In This Article Expand or collapse the "in this article" section Immigrants and Refugees: Evidence-based Social Work Practice

  • Introduction
  • Introductory Works
  • Textbooks
  • Reference Resources
  • Journals
  • East Asian Immigrants
  • Southeast Asian Immigrants
  • South Asian Immigrants
  • Asian American Immigrants and Pacific Islanders
  • Hispanic Immigrant Adults
  • Hispanic Immigrant Children, Youth, and Families
  • Central American Immigrants
  • Caribbean Immigrants
  • African Immigrants
  • Arab Immigrants
  • European Immigrants and Refugees
  • Multicultural Ethnic Populations
  • Evidence-based Practice with Community Service Evaluation
  • Teaching

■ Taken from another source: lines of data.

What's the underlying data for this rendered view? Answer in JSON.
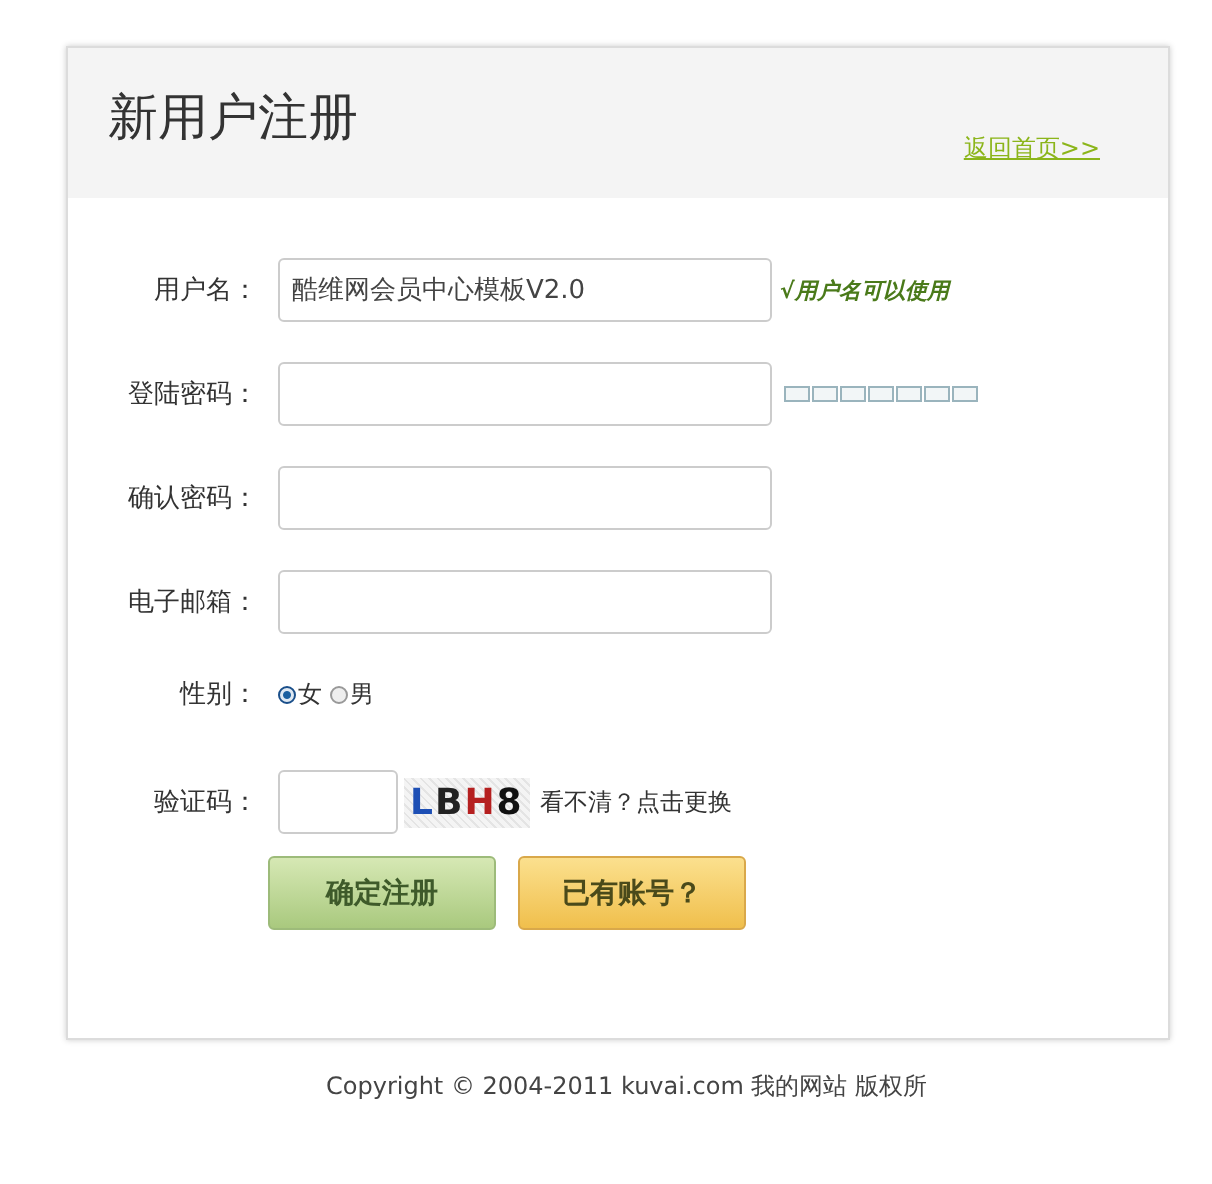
{
  "title": "新用户注册",
  "back_link": "返回首页>>",
  "fields": [
    {
      "kind": "text",
      "label": "用户名：",
      "value": "酷维网会员中心模板V2.0",
      "hint": "√用户名可以使用"
    },
    {
      "kind": "password",
      "label": "登陆密码：",
      "strength_meter": true
    },
    {
      "kind": "password",
      "label": "确认密码："
    },
    {
      "kind": "text",
      "label": "电子邮箱："
    }
  ],
  "gender": {
    "label": "性别：",
    "options": [
      {
        "label": "女",
        "selected": true
      },
      {
        "label": "男",
        "selected": false
      }
    ]
  },
  "captcha": {
    "label": "验证码：",
    "code": "LBH8",
    "refresh": "看不清？点击更换"
  },
  "buttons": [
    {
      "kind": "primary",
      "label": "确定注册"
    },
    {
      "kind": "secondary",
      "label": "已有账号？"
    }
  ],
  "footer": "Copyright © 2004-2011 kuvai.com 我的网站 版权所"
}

Related Articles Expand or collapse the "related articles" sectionabout

Forthcoming Articles Expand or collapse the "forthcoming articles" section

  • Rare and Orphan Diseases and Social Work Practice
  • Social Work Practice with Transgender and Gender Expansive Youth
  • Unaccompanied Immigrant and Refugee Children
  • Find more forthcoming articles...


Social Work Immigrants and Refugees: Evidence-based Social Work Practice
Rowena Fong
  • LAST REVIEWED: 25 May 2011
  • LAST MODIFIED: 25 May 2011
  • DOI: 10.1093/obo/9780195389678-0090


Immigrants and refugees are an integral part of American society and the rest of the world. Immigration status has differentiated immigrants to be persons who, with or without legal documentation, leave their homes of origin to seek employment, family reunification, education, or new beginnings in another country. Immigrants have the option of returning to their homelands. Refugees, on the other hand, leave their countries of origin seeking refugee status because of political or religious oppression, and flee persecution and torture without the option of returning to their home countries for safety reasons. Asylees are also persons who leave their homelands because of persecution and torture, and seek refugee status after they have arrived in new countries.

Introductory Works

Potocky-Tripodi 2002 and Segal 2002 offer overviews of the problems faced by immigrants and refugees. Both also discuss recommendations for specific evidence-based interventions at micro, mezzo, and macro levels of practice, covering a wide range of areas related to health, mental health, education, economics, housing, social welfare, criminal justice, and substance abuse.

  • Potocky-Tripodi, M. 2002. Best practices for social work with refugees and immigrants. New York: Columbia Univ. Press.

    This text is a guide to social work practice with refugees and immigrants, providing background information about them. It presents concrete recommendations regarding age-specific, evidence-based practices for interventions at the micro, mezzo, and macro levels of social work practice in health care, mental health, family, education, and economic situations.

  • Segal, U. 2002. A framework for immigration: Asians in the United States. New York: Columbia Univ. Press.

    This introductory work gives readers the historical accounts of immigration experiences, documenting public policies related to social welfare, housing, education, criminal justice, health, mental health, and substance abuse.

back to top

Users without a subscription are not able to see the full content on this page. Please subscribe or login.

How to Subscribe

Oxford Bibliographies Online is available by subscription and perpetual access to institutions. For more information or to contact an Oxford Sales Representative click here.